Matthew records that, “The chief priests and the whole Sanhedrin were looking for false evidence against Jesus so that they could put him to death. But they did not find any, though many false witnesses came forward” (Matthew 26:59-60).
After being betrayed by Judas, his own disciple, Jesus was mocked, stripped and beaten by Roman soldiers (Matthew 27:27-31). While nailed to a cross the crowd hurled abuse at him. In the same way the chief priests, the teachers of the law and the elders mocked him. “He saved others,” they said, “but he can’t save himself! He’s the king of Israel! Let him come down now from the cross, and we will believe in him. He trusts in God. Let God rescue him now if he wants him, for he said, ‘I am the Son of God.’” In the same way the rebels who were crucified with him also heaped insults on him (Matthew 27:41-44).
The shrieking crowds of hell heaped abuse onto our Savior. Those same demonic crowds are ready to hurl their accusations at us when we stumble. Satan, our accuser, delights in tormenting us by bringing up the sins of our past. He mocks our efforts at change, insisting that it can’t be done. But he is wrong—dead wrong. I can do all this through him who gives me strength (Philippians 4:13).
The accuser only has power over us if we listen to his lies. Our victory is in the risen Christ!
Response: Jesus, you are my victory when the enemy accuses me. I put my trust in your redeeming blood. Help me to stand firm against the taunts of the enemy. Amen.
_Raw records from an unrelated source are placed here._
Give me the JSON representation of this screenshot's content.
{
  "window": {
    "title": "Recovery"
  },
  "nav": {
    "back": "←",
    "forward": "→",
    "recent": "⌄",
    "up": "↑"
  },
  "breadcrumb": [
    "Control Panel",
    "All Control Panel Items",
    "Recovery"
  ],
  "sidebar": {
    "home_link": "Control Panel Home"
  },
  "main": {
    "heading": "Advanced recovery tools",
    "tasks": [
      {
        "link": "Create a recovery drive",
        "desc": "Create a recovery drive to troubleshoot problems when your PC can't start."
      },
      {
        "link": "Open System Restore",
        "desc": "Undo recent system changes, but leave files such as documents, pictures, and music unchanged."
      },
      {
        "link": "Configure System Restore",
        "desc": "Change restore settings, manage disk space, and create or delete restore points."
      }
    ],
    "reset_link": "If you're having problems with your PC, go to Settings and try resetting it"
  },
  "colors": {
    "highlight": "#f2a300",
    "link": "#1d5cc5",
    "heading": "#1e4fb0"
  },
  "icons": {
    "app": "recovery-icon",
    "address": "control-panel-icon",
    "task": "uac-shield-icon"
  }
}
Your Turn: Have you put your trust in Jesus? He can change a wayward heart.